> _TASK GOAL_: Your copy should hold every record verbatim and none of the pictures.

> _DATA TO EXAMINE_:
[Start of Attachment]

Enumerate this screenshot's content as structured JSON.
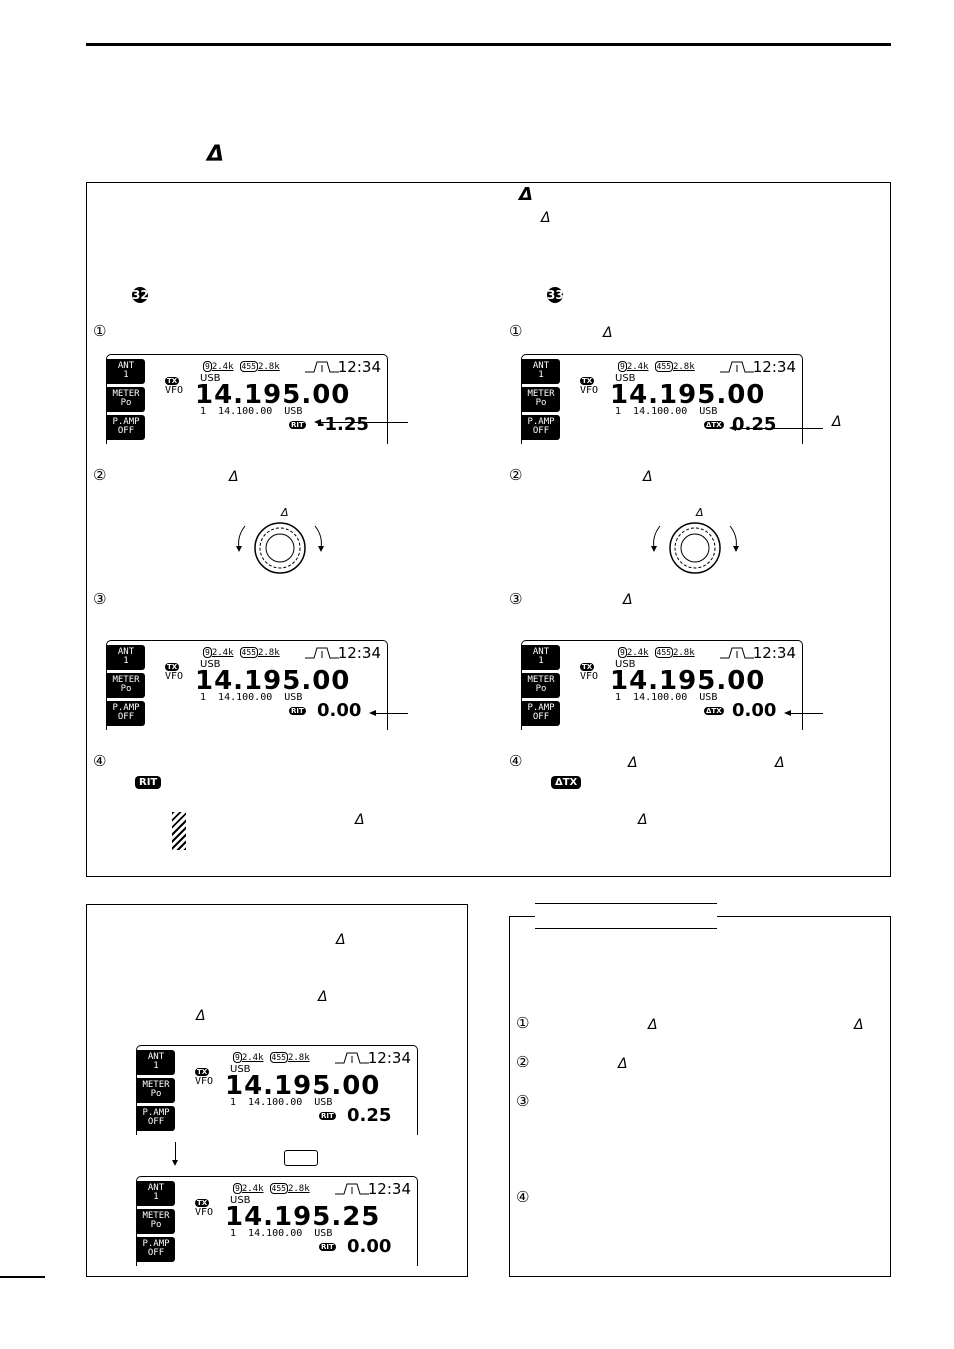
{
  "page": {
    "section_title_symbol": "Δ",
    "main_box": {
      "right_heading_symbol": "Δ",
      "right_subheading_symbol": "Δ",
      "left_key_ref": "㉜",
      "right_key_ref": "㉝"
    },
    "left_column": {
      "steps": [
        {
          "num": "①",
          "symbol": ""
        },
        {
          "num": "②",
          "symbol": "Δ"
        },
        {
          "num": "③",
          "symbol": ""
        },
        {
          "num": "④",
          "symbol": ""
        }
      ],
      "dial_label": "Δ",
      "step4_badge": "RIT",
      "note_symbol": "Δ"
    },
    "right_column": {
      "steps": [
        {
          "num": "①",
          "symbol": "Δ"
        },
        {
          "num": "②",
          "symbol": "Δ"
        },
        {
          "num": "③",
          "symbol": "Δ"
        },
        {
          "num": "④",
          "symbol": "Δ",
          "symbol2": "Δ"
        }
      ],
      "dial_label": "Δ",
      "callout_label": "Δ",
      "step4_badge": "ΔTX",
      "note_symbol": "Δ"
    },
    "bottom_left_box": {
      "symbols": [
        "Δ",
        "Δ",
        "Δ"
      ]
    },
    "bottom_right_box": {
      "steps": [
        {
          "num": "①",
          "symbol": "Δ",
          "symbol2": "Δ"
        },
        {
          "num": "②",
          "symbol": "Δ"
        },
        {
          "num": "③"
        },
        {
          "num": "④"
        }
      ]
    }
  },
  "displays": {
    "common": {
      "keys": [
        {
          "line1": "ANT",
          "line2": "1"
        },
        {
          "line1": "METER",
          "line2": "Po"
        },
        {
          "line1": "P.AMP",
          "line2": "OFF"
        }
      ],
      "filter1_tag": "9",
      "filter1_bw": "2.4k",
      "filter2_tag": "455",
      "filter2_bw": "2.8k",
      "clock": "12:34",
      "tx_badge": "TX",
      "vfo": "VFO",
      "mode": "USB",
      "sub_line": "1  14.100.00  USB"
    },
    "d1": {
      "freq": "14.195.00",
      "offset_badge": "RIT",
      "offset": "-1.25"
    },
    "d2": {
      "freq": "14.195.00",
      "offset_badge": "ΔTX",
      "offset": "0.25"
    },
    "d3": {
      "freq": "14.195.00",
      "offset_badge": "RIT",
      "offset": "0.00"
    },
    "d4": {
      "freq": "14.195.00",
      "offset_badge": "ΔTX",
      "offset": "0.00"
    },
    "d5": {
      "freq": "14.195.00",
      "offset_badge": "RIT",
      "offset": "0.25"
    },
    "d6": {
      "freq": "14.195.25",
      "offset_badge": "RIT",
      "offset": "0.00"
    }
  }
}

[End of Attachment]

> _REPLY TO THE EXERCISE_:
Enumerate this screenshot's content as structured JSON.
{
  "page": {
    "section_title_symbol": "Δ",
    "main_box": {
      "right_heading_symbol": "Δ",
      "right_subheading_symbol": "Δ",
      "left_key_ref": "㉜",
      "right_key_ref": "㉝"
    },
    "left_column": {
      "steps": [
        {
          "num": "①",
          "symbol": ""
        },
        {
          "num": "②",
          "symbol": "Δ"
        },
        {
          "num": "③",
          "symbol": ""
        },
        {
          "num": "④",
          "symbol": ""
        }
      ],
      "dial_label": "Δ",
      "step4_badge": "RIT",
      "note_symbol": "Δ"
    },
    "right_column": {
      "steps": [
        {
          "num": "①",
          "symbol": "Δ"
        },
        {
          "num": "②",
          "symbol": "Δ"
        },
        {
          "num": "③",
          "symbol": "Δ"
        },
        {
          "num": "④",
          "symbol": "Δ",
          "symbol2": "Δ"
        }
      ],
      "dial_label": "Δ",
      "callout_label": "Δ",
      "step4_badge": "ΔTX",
      "note_symbol": "Δ"
    },
    "bottom_left_box": {
      "symbols": [
        "Δ",
        "Δ",
        "Δ"
      ]
    },
    "bottom_right_box": {
      "steps": [
        {
          "num": "①",
          "symbol": "Δ",
          "symbol2": "Δ"
        },
        {
          "num": "②",
          "symbol": "Δ"
        },
        {
          "num": "③"
        },
        {
          "num": "④"
        }
      ]
    }
  },
  "displays": {
    "common": {
      "keys": [
        {
          "line1": "ANT",
          "line2": "1"
        },
        {
          "line1": "METER",
          "line2": "Po"
        },
        {
          "line1": "P.AMP",
          "line2": "OFF"
        }
      ],
      "filter1_tag": "9",
      "filter1_bw": "2.4k",
      "filter2_tag": "455",
      "filter2_bw": "2.8k",
      "clock": "12:34",
      "tx_badge": "TX",
      "vfo": "VFO",
      "mode": "USB",
      "sub_line": "1  14.100.00  USB"
    },
    "d1": {
      "freq": "14.195.00",
      "offset_badge": "RIT",
      "offset": "-1.25"
    },
    "d2": {
      "freq": "14.195.00",
      "offset_badge": "ΔTX",
      "offset": "0.25"
    },
    "d3": {
      "freq": "14.195.00",
      "offset_badge": "RIT",
      "offset": "0.00"
    },
    "d4": {
      "freq": "14.195.00",
      "offset_badge": "ΔTX",
      "offset": "0.00"
    },
    "d5": {
      "freq": "14.195.00",
      "offset_badge": "RIT",
      "offset": "0.25"
    },
    "d6": {
      "freq": "14.195.25",
      "offset_badge": "RIT",
      "offset": "0.00"
    }
  }
}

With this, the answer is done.